Share buy-back

A share buy-back is the purchase by a company of its own shares in the market. These shares are usually then cancelled.

Companies do sometimes retain bought back shares as treasury shares in order to be able to re-sell them, or allocate them to fulfil share options or to otherwise avoid issuing new shares.

Large share buy-backs are a way of carrying out a return of capital to shareholders. The alternatives are special dividend or a more complex .

The advantage of buy-backs is that, by boosting the share price, they give shareholders capital gains rather than income.

Some companies buy back a small number of shares every year. This is an alternative to increasing the dividend. It also does not commit the company to sustaining the payment in the same way the increasing the dividend would and, again, turns the return into a capital gain rather than income.

Another advantage of a share buy-back is that it gives shareholders more flexibility than a dividend as it allows shareholders to choose when, and if, to sell and realise their cash.

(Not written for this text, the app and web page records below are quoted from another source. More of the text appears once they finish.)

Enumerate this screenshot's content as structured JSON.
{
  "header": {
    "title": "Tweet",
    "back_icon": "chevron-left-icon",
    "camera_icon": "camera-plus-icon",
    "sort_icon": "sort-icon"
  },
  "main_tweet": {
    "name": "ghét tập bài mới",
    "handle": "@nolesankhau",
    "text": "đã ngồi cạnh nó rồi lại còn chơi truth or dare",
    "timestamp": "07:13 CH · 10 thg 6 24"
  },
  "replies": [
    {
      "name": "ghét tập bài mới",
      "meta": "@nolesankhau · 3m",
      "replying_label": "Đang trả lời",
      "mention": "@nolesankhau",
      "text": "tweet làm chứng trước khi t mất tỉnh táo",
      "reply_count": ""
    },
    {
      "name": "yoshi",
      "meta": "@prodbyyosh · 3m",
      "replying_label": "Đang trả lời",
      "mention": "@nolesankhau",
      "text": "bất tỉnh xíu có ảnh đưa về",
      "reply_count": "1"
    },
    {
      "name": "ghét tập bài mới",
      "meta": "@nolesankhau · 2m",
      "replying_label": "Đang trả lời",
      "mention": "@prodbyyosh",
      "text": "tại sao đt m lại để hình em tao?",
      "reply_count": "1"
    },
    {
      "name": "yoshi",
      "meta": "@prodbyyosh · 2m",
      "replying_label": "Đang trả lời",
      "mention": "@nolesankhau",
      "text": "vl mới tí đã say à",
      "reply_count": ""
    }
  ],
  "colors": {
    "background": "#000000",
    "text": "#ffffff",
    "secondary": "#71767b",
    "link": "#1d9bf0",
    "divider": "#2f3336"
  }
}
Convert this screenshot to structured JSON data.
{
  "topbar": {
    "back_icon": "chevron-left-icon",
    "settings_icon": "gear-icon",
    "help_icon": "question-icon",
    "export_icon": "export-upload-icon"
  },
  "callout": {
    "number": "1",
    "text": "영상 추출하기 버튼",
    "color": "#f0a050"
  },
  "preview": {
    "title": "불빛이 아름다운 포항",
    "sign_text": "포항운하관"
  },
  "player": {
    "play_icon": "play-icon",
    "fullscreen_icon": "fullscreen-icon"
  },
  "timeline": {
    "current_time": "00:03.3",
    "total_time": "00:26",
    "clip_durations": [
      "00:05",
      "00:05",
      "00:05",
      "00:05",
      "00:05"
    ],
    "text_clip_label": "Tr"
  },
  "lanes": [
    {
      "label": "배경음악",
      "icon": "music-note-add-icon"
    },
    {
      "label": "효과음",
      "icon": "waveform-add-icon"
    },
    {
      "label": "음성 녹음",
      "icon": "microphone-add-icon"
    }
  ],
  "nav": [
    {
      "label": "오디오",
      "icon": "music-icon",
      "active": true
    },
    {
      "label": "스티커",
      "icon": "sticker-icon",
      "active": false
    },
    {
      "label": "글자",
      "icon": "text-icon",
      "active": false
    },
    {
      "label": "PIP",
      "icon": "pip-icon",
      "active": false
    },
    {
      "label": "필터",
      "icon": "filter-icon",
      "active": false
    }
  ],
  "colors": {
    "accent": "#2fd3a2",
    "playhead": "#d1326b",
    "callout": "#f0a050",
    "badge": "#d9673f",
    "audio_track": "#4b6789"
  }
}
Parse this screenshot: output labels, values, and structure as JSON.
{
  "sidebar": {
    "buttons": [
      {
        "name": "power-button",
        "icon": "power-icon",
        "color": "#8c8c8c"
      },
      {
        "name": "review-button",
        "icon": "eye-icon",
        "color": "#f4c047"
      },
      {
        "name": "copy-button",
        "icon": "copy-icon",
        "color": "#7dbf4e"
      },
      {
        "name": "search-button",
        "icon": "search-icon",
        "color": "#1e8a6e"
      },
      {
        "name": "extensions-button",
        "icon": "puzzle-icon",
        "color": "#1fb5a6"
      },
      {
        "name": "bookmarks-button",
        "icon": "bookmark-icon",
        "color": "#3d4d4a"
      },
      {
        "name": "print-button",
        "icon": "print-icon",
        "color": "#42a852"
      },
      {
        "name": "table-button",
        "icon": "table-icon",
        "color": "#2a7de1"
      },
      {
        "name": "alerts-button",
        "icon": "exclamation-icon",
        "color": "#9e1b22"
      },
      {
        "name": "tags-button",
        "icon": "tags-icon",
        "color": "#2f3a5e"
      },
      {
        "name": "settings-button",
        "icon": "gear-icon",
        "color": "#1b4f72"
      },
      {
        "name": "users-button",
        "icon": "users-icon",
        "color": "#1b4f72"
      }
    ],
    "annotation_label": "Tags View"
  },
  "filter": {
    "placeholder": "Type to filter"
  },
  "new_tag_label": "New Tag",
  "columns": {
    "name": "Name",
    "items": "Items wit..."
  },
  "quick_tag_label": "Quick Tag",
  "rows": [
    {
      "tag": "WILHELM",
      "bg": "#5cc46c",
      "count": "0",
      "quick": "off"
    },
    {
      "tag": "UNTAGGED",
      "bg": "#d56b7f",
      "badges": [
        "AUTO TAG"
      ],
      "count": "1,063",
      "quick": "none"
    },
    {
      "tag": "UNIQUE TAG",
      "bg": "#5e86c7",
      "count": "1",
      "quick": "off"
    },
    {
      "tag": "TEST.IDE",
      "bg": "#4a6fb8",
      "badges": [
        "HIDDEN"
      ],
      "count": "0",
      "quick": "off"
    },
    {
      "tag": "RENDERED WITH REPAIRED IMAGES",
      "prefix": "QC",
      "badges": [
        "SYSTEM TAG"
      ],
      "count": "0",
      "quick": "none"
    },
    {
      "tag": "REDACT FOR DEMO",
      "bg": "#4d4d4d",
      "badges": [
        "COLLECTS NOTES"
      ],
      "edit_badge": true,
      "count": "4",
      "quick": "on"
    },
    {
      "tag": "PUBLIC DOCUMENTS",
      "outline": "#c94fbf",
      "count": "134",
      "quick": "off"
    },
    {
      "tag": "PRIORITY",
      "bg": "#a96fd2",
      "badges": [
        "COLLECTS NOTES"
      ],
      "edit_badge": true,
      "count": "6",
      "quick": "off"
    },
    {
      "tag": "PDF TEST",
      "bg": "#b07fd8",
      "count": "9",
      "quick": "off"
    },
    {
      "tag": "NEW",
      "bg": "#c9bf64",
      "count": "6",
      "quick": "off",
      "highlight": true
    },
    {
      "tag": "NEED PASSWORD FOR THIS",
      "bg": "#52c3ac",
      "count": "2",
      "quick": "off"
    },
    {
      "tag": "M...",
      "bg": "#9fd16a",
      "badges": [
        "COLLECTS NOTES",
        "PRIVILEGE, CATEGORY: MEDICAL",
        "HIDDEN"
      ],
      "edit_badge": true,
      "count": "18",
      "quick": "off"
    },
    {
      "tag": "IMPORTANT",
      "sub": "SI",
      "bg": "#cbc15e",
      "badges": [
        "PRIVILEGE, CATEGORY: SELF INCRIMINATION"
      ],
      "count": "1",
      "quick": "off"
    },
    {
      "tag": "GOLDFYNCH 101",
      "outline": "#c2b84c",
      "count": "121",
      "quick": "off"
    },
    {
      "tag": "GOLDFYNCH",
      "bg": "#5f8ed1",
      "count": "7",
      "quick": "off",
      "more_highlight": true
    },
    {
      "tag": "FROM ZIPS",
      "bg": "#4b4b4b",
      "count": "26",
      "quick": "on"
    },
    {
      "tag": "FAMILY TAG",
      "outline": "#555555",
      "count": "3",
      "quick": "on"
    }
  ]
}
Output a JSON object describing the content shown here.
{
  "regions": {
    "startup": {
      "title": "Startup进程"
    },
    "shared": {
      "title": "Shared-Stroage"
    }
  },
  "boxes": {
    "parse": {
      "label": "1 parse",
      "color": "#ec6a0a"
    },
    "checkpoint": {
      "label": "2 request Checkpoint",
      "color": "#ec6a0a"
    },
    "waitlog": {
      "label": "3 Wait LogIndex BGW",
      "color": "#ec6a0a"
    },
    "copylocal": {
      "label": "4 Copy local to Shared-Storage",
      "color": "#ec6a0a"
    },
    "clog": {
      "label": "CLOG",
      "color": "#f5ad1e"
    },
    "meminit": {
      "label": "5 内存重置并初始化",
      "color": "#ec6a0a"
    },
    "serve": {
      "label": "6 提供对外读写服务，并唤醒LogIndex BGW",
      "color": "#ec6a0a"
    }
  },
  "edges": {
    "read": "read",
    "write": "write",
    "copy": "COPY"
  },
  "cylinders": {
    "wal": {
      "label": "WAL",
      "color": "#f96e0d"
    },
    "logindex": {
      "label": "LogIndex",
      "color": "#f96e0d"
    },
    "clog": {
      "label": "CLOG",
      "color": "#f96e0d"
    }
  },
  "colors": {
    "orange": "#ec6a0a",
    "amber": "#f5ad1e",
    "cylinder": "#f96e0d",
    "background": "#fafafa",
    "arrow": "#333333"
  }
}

This can also help minimise tax.

Shareholders can even, by selling the correct proportion of their holding, get exactly the same amount of cash out of the company as would have been paid if a dividend had been paid instead — however the money may be taxed differently and doing this involves paying broker’s commissions and other expenses of trading.